**EXERCISE:** Go through the material below and copy each line where the word "DAMU" appears.
== Segment start ==
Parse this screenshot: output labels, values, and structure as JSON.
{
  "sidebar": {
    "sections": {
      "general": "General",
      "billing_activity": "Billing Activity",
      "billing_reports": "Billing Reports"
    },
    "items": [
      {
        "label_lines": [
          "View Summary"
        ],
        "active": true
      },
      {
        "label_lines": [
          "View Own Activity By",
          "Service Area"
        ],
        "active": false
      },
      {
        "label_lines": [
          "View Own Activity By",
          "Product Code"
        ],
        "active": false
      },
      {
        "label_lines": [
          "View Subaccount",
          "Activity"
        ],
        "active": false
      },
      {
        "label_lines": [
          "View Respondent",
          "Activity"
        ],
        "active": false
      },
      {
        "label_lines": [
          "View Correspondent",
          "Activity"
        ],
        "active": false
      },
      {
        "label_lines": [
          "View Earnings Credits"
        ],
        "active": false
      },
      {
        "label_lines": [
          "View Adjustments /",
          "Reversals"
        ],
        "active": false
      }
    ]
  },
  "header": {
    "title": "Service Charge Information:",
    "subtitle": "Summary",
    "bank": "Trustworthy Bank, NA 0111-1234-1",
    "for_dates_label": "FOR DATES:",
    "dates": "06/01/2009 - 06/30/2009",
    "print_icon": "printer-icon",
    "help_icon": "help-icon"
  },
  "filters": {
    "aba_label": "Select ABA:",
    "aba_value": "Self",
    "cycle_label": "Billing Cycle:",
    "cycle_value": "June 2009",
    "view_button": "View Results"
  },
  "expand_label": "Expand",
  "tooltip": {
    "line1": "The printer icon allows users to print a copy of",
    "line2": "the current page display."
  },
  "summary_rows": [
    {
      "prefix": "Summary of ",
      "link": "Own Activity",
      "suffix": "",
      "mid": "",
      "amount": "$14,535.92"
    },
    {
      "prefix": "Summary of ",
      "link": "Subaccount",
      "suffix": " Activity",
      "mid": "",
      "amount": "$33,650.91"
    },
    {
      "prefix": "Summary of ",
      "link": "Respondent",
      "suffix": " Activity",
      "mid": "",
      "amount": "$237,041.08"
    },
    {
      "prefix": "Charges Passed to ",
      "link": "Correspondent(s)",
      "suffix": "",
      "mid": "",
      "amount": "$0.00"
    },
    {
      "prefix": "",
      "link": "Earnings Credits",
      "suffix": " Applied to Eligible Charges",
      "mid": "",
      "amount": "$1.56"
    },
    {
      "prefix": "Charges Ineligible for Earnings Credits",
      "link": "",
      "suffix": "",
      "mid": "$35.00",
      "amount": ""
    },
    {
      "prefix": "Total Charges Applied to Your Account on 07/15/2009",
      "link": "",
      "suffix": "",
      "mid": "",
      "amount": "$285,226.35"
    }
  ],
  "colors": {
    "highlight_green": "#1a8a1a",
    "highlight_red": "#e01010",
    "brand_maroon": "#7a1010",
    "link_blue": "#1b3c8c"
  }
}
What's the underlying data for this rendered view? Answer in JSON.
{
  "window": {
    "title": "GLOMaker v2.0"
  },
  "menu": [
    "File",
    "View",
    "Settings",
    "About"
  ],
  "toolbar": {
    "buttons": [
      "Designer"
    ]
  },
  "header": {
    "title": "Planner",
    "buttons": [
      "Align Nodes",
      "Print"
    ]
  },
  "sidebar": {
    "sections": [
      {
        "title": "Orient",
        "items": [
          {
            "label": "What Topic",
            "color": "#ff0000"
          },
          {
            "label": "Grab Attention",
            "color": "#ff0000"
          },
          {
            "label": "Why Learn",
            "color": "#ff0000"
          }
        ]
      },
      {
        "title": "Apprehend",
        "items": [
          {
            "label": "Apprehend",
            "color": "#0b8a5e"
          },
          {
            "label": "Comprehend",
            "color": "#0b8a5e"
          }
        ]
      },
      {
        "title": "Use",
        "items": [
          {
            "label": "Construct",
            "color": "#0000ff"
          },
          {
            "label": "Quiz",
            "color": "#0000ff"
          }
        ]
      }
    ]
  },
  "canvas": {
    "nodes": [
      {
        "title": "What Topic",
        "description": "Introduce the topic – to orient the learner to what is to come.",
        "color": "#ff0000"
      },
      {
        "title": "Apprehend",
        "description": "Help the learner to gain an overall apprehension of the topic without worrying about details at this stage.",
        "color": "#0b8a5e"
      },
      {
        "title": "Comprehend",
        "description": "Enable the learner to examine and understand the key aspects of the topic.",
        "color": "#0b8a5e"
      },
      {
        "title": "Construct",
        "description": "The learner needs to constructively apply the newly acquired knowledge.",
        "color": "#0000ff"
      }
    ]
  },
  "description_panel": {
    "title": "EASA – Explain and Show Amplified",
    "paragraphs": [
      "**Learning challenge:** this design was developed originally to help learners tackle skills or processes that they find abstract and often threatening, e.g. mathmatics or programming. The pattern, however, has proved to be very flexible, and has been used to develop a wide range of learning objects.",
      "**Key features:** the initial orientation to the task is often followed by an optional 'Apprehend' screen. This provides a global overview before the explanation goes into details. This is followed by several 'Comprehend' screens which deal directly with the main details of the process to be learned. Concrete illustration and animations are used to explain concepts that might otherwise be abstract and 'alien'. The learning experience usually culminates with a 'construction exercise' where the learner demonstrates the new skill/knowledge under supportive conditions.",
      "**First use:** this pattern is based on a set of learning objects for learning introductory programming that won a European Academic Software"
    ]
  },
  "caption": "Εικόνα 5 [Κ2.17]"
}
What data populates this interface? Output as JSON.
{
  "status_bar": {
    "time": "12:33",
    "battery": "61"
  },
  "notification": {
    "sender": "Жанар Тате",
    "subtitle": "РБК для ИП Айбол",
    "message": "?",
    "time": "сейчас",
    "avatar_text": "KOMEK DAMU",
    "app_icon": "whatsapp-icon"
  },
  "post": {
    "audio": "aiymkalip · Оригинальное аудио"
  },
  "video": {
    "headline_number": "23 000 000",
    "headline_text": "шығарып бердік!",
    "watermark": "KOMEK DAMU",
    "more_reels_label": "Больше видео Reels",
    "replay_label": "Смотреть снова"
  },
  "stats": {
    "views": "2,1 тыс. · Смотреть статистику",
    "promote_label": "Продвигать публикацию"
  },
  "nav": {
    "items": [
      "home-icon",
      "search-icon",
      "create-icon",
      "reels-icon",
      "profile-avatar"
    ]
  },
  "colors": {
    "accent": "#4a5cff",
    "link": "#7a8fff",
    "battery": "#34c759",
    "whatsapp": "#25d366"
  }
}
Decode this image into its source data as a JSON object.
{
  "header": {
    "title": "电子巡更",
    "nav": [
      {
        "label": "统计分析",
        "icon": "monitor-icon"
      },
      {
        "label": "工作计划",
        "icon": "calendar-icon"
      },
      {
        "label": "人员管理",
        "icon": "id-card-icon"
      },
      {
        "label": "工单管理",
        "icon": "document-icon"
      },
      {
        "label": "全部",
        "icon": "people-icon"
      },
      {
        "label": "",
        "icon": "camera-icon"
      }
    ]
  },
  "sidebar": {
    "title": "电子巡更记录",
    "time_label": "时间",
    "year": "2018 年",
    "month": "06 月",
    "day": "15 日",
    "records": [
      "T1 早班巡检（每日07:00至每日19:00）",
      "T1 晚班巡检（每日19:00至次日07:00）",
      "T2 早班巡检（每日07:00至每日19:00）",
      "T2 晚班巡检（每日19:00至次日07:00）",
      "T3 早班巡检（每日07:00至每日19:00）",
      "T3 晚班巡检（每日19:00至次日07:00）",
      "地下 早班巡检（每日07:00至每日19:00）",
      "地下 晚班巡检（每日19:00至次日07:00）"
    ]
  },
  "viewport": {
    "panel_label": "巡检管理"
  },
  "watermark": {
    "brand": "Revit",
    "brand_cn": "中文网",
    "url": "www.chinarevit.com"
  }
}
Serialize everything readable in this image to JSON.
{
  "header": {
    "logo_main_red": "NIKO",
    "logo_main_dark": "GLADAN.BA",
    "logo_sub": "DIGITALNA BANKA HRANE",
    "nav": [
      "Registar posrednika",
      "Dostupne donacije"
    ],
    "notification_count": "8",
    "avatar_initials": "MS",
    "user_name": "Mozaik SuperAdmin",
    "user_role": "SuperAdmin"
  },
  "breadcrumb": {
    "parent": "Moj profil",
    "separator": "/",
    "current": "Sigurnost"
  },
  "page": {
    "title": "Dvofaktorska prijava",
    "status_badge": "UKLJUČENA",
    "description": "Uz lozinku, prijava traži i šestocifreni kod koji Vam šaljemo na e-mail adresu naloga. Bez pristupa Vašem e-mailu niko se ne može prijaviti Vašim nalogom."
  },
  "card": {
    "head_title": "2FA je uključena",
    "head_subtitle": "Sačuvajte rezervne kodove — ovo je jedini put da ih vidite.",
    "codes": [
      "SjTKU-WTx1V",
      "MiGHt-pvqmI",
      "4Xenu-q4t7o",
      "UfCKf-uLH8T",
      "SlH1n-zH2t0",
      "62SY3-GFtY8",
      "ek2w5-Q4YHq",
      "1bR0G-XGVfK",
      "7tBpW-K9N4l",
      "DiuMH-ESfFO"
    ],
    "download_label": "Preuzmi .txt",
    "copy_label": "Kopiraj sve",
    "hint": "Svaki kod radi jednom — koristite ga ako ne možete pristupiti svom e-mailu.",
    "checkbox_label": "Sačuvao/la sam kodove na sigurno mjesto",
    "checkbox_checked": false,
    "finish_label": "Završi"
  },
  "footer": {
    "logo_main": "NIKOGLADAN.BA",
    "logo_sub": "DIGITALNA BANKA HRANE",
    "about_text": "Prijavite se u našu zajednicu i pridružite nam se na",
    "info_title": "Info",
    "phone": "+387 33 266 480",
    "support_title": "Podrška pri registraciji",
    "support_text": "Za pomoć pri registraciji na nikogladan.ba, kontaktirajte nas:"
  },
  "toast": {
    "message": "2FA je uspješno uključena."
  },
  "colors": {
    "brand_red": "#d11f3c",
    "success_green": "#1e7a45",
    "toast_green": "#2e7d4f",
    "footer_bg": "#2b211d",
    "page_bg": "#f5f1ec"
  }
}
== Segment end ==
**RESULT BELOW:**
    "avatar_text": "KOMEK DAMU",
    "watermark": "KOMEK DAMU",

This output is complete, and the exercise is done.